Also head-turning was what stormed down the Centrestage runway at the JOURDEN show, with goth warehouse rave-y music blasting. And whew, what a show! It felt haunting and fun and euphoric, and yes, Zendaya could/would/should ASAP slay in some JOURDEN. If you're already familiar with Anaïs Mak's line, then you know she's fearless when it comes to playing with textural fabrics and the art of the layer. This collection was loaded with chantilly lace, shag, tulle, oh my! Loved the oversized hands-veiling sleeves, the frayed edges, and the seams on display as a result of her sheer moments. Sometimes a bit Haider Ackermann-y, but with a popstar punch. Or, with a high-kick: the LVMH Prize Semi-Finalist immaculately paired her numbers with femme fatale snakeskin heeled thigh-highs or sneakers. (P.S.: Mak's been recently working with Nike.) The collection was luxe yet explosive, after all, Mak is often inspired by her hometown's joyful, neon-lit chaos as well as posh Paris, where she studied and where she'll once again show in a few weeks during their fashion week.

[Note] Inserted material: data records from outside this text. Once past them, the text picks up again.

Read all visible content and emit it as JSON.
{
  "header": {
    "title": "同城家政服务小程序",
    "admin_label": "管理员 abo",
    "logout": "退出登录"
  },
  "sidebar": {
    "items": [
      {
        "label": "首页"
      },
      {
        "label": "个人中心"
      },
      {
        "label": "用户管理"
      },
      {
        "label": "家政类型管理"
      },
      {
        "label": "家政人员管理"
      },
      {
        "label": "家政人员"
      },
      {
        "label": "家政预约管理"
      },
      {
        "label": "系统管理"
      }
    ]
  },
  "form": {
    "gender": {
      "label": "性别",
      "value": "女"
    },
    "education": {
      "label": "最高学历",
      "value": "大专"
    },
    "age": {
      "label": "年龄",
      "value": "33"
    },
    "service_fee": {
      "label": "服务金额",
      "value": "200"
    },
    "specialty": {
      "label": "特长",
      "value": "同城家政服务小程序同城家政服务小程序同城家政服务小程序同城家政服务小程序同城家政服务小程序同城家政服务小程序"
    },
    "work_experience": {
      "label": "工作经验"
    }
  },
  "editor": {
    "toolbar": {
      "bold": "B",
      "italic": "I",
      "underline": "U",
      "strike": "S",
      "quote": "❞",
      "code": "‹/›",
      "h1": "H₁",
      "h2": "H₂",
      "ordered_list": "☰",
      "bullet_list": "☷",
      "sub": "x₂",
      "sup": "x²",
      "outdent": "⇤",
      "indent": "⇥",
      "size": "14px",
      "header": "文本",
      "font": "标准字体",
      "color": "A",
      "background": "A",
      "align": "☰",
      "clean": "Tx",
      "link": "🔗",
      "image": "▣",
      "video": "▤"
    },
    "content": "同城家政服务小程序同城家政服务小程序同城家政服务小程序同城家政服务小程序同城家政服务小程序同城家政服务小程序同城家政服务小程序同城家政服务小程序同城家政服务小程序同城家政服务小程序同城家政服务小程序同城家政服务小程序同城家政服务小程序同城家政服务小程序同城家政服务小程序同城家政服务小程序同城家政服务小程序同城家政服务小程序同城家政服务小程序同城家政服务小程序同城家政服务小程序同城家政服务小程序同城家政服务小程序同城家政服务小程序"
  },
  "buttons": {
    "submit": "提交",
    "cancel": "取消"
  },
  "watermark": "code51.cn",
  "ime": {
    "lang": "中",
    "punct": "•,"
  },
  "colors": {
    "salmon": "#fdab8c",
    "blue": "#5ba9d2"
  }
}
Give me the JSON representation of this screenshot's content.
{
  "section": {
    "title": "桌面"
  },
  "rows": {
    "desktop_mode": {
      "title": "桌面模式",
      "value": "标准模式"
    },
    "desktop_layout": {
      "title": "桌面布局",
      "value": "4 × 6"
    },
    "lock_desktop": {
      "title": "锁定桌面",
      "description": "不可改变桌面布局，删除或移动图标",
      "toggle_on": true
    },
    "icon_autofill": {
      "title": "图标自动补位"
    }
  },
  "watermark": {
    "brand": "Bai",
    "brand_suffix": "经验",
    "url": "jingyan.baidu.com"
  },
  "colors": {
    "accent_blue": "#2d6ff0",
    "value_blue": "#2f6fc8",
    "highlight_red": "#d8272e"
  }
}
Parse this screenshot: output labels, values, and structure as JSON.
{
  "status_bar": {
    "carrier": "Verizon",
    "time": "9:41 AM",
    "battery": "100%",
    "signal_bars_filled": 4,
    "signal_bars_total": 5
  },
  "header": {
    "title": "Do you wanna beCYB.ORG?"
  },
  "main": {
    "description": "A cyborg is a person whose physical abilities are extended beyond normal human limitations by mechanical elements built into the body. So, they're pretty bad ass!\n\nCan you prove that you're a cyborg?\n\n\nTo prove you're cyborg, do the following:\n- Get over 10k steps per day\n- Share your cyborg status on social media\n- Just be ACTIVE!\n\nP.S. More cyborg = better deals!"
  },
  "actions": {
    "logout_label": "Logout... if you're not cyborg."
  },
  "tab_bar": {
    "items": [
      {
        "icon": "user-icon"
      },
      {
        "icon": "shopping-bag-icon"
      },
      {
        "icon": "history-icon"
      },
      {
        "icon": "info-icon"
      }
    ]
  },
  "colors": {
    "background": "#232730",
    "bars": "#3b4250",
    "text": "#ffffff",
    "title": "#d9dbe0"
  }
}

Additional Centrestage highlights all came from Hong Kong-based up-and-coming designers and their spring 2020 collections, from ARTO.'s bold, bright beauties to 112 Mountain Yam's '60s psychedelic lava lamp prints and organza confetti dresses. And then there was YMDH—that stands for You Make Daddy Happy, by the way—who really nailed it in the psychotically zany and surreal childhood memories/nightmares department, with a collection aptly called "I DON'T WANNA GROW UP." McDonalds, rubber ducks, Toys R Us, teddy bears, toy guns, and more were all incorporated in the provocative-punk designs and reworked with dark/humorous/detached irony: Nylon webbing backpack straps wrapped around a highlighter-marker yellow slicker raincoat felt borderline straitjacket-y; an elephant hood attached to a baggy, acid wash denim look gave prison torture vibes... Crazy, sexy, cool isn't an unfamiliar theme for the buzzed-about YMDH, a past collection was inspired by Kurt Cobain and the Qing Dynasty, blending Chinese culture with grunge. Anyway, someone at team YMDH needs to text Billie Eilish's stylist, right now.
And finally, the always intriguing Tak Lee did it again. The 2017 London College of Fashion graduate presented a shadowy show with a severely sculptural—and often purposefully crinkled—collection. Her more subdued looks, like a trumpet skirt with exposed raw edges, were perhaps the most intriguing. For Lee, the come-a-little-closer beauty is found in the purposeful imperfections. It's called art, y'all. Sartorial shout-out to the hakama-style trousers and those lumpy, drooping bucket hats that almost act like a hood, perfect for a sunscreen-drenched goth girl spring/summer 2020.
We all know that Hong Kong has had a rough couple of months and has been in the news a lot lately. So, we're happy to provide another kind of headline: Hong Kong's fashion scene shines like its famous glowing neon lights, and the underrated fashion hub is home to a ton of designers boasting skyscraper-high talent. Okay, I'm blaming the jet-lag for those uninspiring headlines. So, let the above photos do the talking, and—sorry, NYFW—see you next year, Centrestage!